Add labels or name cards on seats. "Don't skip printing small labels to assign seats in the first row (and second or third if needed). Just putting 'reserved' doesn't work, as guests won't know if these seats are intended for them or someone else. It's best to avoid confusion completely using small labels with their name. Be sure to have anyone processing during the ceremony rehearsal practice sitting in their assigned seats, so there are no surprises on wedding day." —Emily Coyne, Emily Coyne Events


wedding seating
Photo: Dear Lovers Photography via Feathered Arrow Studio

Consider family dynamics. "Think carefully about family dynamics so that your planner can direct each set of family members walking in the processional to specific seats once they reach the end of the aisle. Divorced parents may sit with their partner(s), with each other if they have a friendly relationship, and in the same or adjacent rows. This plan really helps prevent any drama or uncomfortable discussions if this is laid out ahead of time and directed in an organized manner at the ceremony rehearsal." —Valarie Kirkbride, Kirkbrides Wedding Planning & Design

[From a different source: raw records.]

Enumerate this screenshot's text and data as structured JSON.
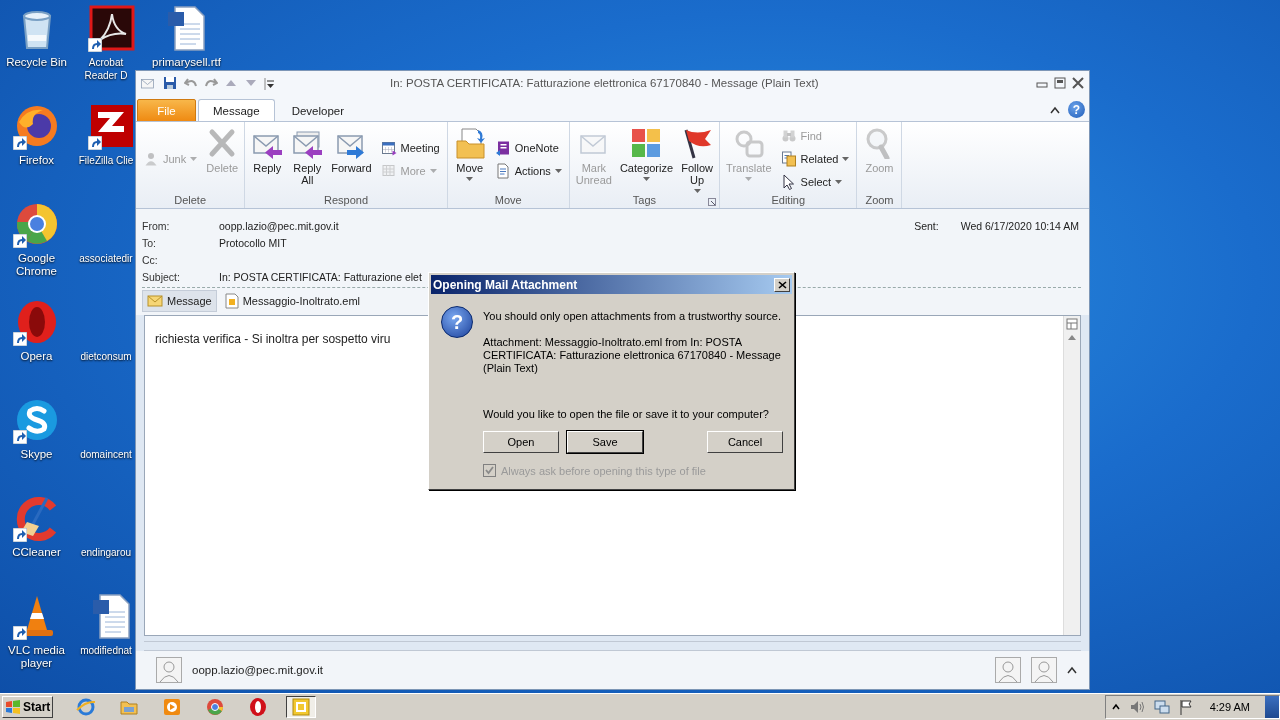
{
  "desktop": {
    "icons": [
      {
        "label": "Recycle Bin",
        "kind": "recycle",
        "shortcut": false
      },
      {
        "label": "Firefox",
        "kind": "firefox",
        "shortcut": true
      },
      {
        "label": "Google Chrome",
        "kind": "chrome",
        "shortcut": true
      },
      {
        "label": "Opera",
        "kind": "opera",
        "shortcut": true
      },
      {
        "label": "Skype",
        "kind": "skype",
        "shortcut": true
      },
      {
        "label": "CCleaner",
        "kind": "ccleaner",
        "shortcut": true
      },
      {
        "label": "VLC media player",
        "kind": "vlc",
        "shortcut": true
      },
      {
        "label": "Acrobat Reader D",
        "kind": "pdf",
        "shortcut": true
      },
      {
        "label": "FileZilla Clie",
        "kind": "filezilla",
        "shortcut": true
      },
      {
        "label": "associatedir",
        "kind": "blank",
        "shortcut": false
      },
      {
        "label": "dietconsum",
        "kind": "blank",
        "shortcut": false
      },
      {
        "label": "domaincent",
        "kind": "blank",
        "shortcut": false
      },
      {
        "label": "endingarou",
        "kind": "blank",
        "shortcut": false
      },
      {
        "label": "modifiednat",
        "kind": "doc",
        "shortcut": false
      },
      {
        "label": "primarysell.rtf",
        "kind": "doc",
        "shortcut": false
      }
    ]
  },
  "window": {
    "title": "In: POSTA CERTIFICATA: Fatturazione elettronica 67170840 - Message (Plain Text)",
    "help": "?",
    "tabs": [
      {
        "label": "File",
        "kind": "file",
        "selected": false
      },
      {
        "label": "Message",
        "kind": "tab",
        "selected": true
      },
      {
        "label": "Developer",
        "kind": "tab",
        "selected": false
      }
    ],
    "ribbon": {
      "groups": [
        {
          "label": "Delete",
          "launcher": false,
          "items": [
            {
              "label": "Junk",
              "kind": "small",
              "disabled": true,
              "dropdown": true
            },
            {
              "label": "Delete",
              "kind": "large",
              "disabled": true,
              "dropdown": false
            }
          ]
        },
        {
          "label": "Respond",
          "launcher": false,
          "items": [
            {
              "label": "Reply",
              "kind": "large",
              "disabled": false,
              "dropdown": false
            },
            {
              "label": "Reply All",
              "kind": "large",
              "disabled": false,
              "dropdown": false
            },
            {
              "label": "Forward",
              "kind": "large",
              "disabled": false,
              "dropdown": false
            },
            {
              "label": "Meeting",
              "kind": "small",
              "disabled": false,
              "dropdown": false
            },
            {
              "label": "More",
              "kind": "small",
              "disabled": true,
              "dropdown": true
            }
          ]
        },
        {
          "label": "Move",
          "launcher": false,
          "items": [
            {
              "label": "Move",
              "kind": "large",
              "disabled": false,
              "dropdown": true
            },
            {
              "label": "OneNote",
              "kind": "small",
              "disabled": false,
              "dropdown": false
            },
            {
              "label": "Actions",
              "kind": "small",
              "disabled": false,
              "dropdown": true
            }
          ]
        },
        {
          "label": "Tags",
          "launcher": true,
          "items": [
            {
              "label": "Mark Unread",
              "kind": "large",
              "disabled": true,
              "dropdown": false
            },
            {
              "label": "Categorize",
              "kind": "large",
              "disabled": false,
              "dropdown": true
            },
            {
              "label": "Follow Up",
              "kind": "large",
              "disabled": false,
              "dropdown": true
            }
          ]
        },
        {
          "label": "Editing",
          "launcher": false,
          "items": [
            {
              "label": "Translate",
              "kind": "large",
              "disabled": true,
              "dropdown": true
            },
            {
              "label": "Find",
              "kind": "small",
              "disabled": true,
              "dropdown": false
            },
            {
              "label": "Related",
              "kind": "small",
              "disabled": false,
              "dropdown": true
            },
            {
              "label": "Select",
              "kind": "small",
              "disabled": false,
              "dropdown": true
            }
          ]
        },
        {
          "label": "Zoom",
          "launcher": false,
          "items": [
            {
              "label": "Zoom",
              "kind": "large",
              "disabled": true,
              "dropdown": false
            }
          ]
        }
      ]
    },
    "header": {
      "fields": [
        {
          "label": "From:",
          "value": "oopp.lazio@pec.mit.gov.it"
        },
        {
          "label": "To:",
          "value": "Protocollo MIT"
        },
        {
          "label": "Cc:"
        },
        {
          "label": "Subject:",
          "value": "In: POSTA CERTIFICATA: Fatturazione elet"
        }
      ],
      "sent": {
        "label": "Sent:",
        "value": "Wed 6/17/2020 10:14 AM"
      }
    },
    "attachments": [
      {
        "label": "Message",
        "kind": "message",
        "selected": true
      },
      {
        "label": "Messaggio-Inoltrato.eml",
        "kind": "file",
        "selected": false
      }
    ],
    "body": "richiesta verifica - Si inoltra per sospetto viru",
    "people_pane": {
      "name": "oopp.lazio@pec.mit.gov.it"
    }
  },
  "dialog": {
    "title": "Opening Mail Attachment",
    "icon": "?",
    "warning": "You should only open attachments from a trustworthy source.",
    "details": "Attachment: Messaggio-Inoltrato.eml from In: POSTA CERTIFICATA: Fatturazione elettronica 67170840 - Message (Plain Text)",
    "question": "Would you like to open the file or save it to your computer?",
    "buttons": [
      {
        "label": "Open",
        "default": false
      },
      {
        "label": "Save",
        "default": true
      },
      {
        "label": "Cancel",
        "default": false
      }
    ],
    "checkbox": {
      "label": "Always ask before opening this type of file",
      "checked": true,
      "disabled": true
    }
  },
  "taskbar": {
    "start": "Start",
    "apps": [
      {
        "kind": "ie",
        "selected": false
      },
      {
        "kind": "folder",
        "selected": false
      },
      {
        "kind": "media",
        "selected": false
      },
      {
        "kind": "chrome",
        "selected": false
      },
      {
        "kind": "opera",
        "selected": false
      },
      {
        "kind": "outlook",
        "selected": true
      }
    ],
    "clock": "4:29 AM"
  }
}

Reserve seats for the wedding party. "Typically, we see the first row reserved for parents (seated closest to the aisle), grandparents, and then an extended family member. If you're opting for your wedding party to be seated during the ceremony, you'll need to reserve the second and (sometimes) third row for them and their significant others. While there is no perfect ceremony seating chart, there is an arrangement out there that's perfect for you and your family. Be sure your wedding party is informed ahead of time whether or not they're walking down the aisle as part of the processional, and ensure that they are informed ahead of time that they have an assigned seat once they reach the end of the aisle." —Ashley Lachney, Owner, Alston Mayger Events

Keep your décor in mind when deciding what type of seating to use and how to go about it. "Think about the décor in relation to how guests will enter the rows. Will the center aisle be marked off? Enlist your groomsmen or close family friends to help direct guests where to sit and how to get into their rows. If chairs are set up for guests rather than pews, make sure everyone is reminded to fill in every chair and don't leave open seats so there is enough room for everyone to sit comfortably." —Valarie Kirkbride, Kirkbrides Wedding Planning & Design

ceremony seating
Photo: Katrina Jayne via Emily Coyne Events

Remember to have flexibility. "This is so important to ensuring you aren't overly stressed! Be prepared for last-minute changes and have a backup plan." —Misty Damico, CEO & Founder, Luxe Event Productions

Communicate clearly. "Clearly communicate the seating plan to your guests. Whether through a wedding website or on display at the entrance, providing a clear guide will eliminate any confusion." —Anastasia Shevchenko, Sheff Production Photography & Videography